> **Supplied records**
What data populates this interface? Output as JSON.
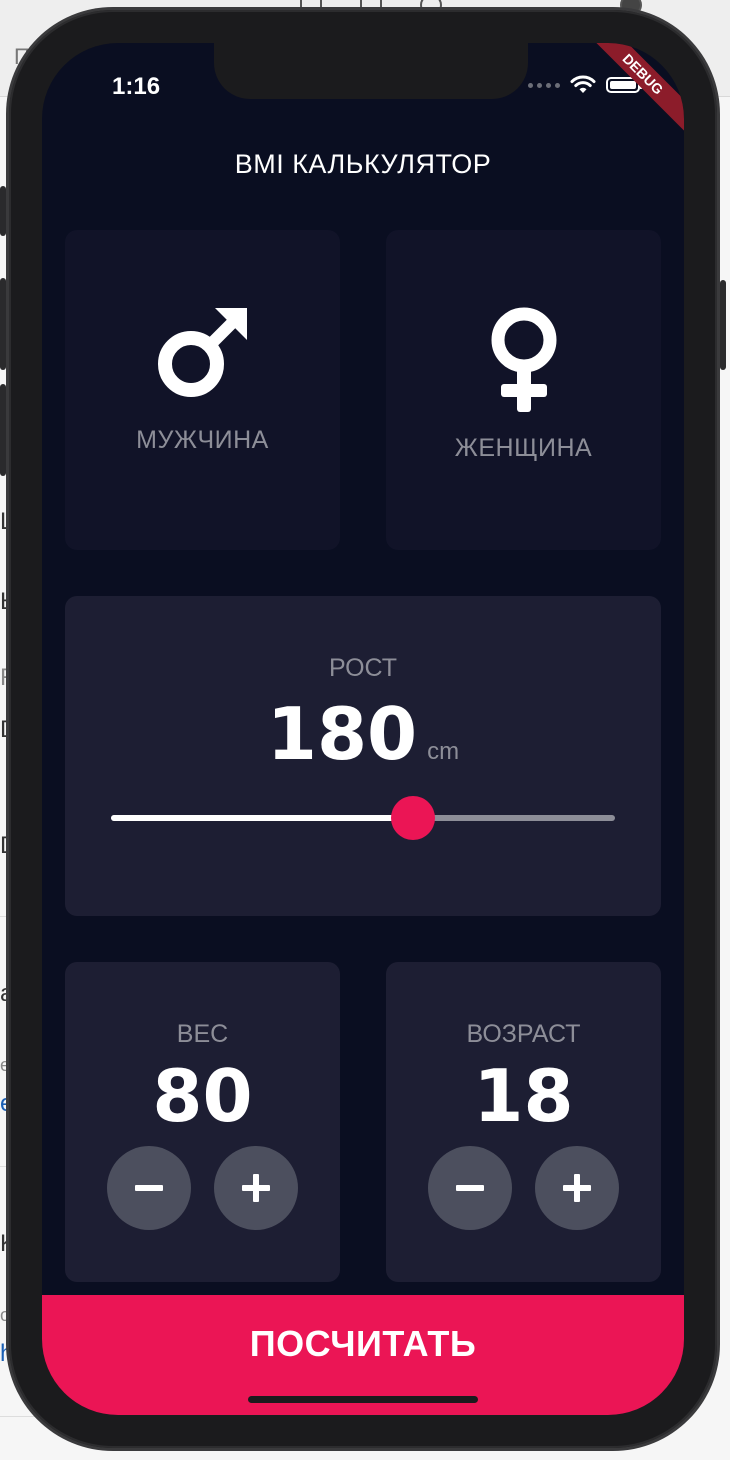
{
  "status_bar": {
    "time": "1:16",
    "debug_banner": "DEBUG"
  },
  "app": {
    "title": "BMI КАЛЬКУЛЯТОР"
  },
  "gender": {
    "male_label": "МУЖЧИНА",
    "female_label": "ЖЕНЩИНА",
    "selected": "none"
  },
  "height": {
    "label": "РОСТ",
    "value": "180",
    "unit": "cm",
    "slider_fraction": 0.6
  },
  "weight": {
    "label": "ВЕС",
    "value": "80",
    "minus": "−",
    "plus": "+"
  },
  "age": {
    "label": "ВОЗРАСТ",
    "value": "18",
    "minus": "−",
    "plus": "+"
  },
  "calculate": {
    "label": "ПОСЧИТАТЬ"
  },
  "colors": {
    "background": "#0a0e21",
    "card_active": "#1d1e33",
    "card_inactive": "#111328",
    "accent": "#eb1555",
    "round_button": "#4c4f5e",
    "label": "#8d8e98"
  },
  "background_page": {
    "tab_text": "П",
    "side_chars": [
      "Ц",
      "Ы",
      "R",
      "D",
      "D",
      "a",
      "e",
      "e",
      "K",
      "o",
      "h"
    ]
  }
}
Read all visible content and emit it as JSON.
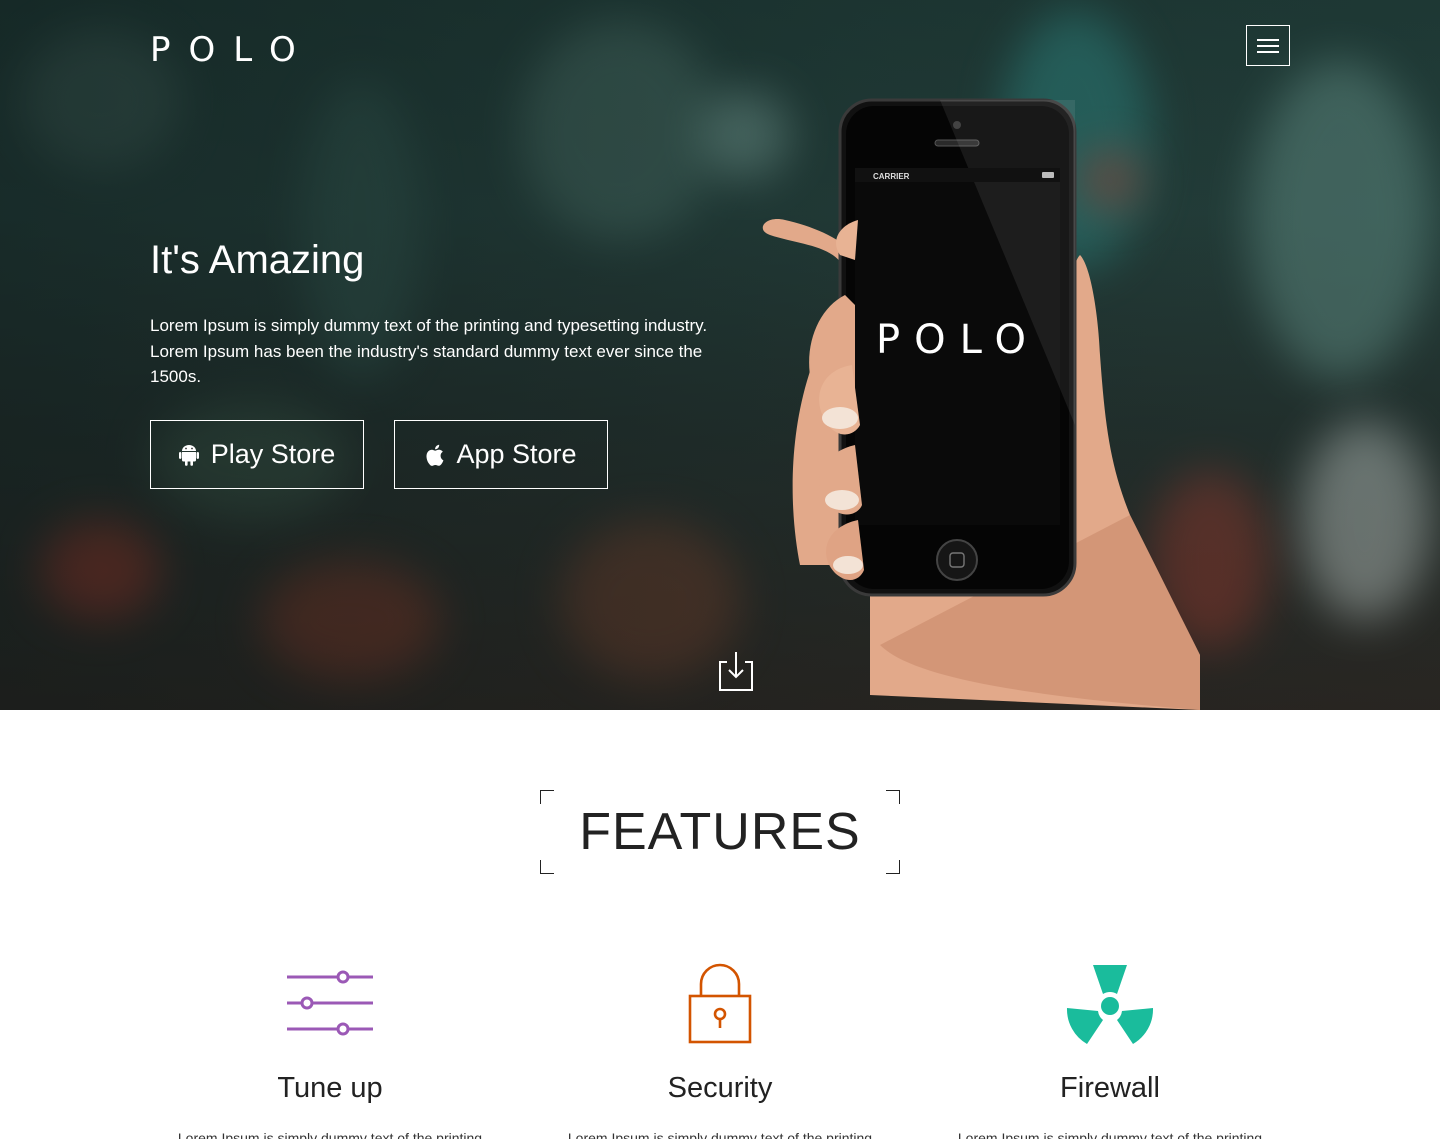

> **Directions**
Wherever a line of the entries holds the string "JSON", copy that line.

> **Solved exercise**
What data populates this interface? Output as JSON.
Read all visible content and emit it as JSON.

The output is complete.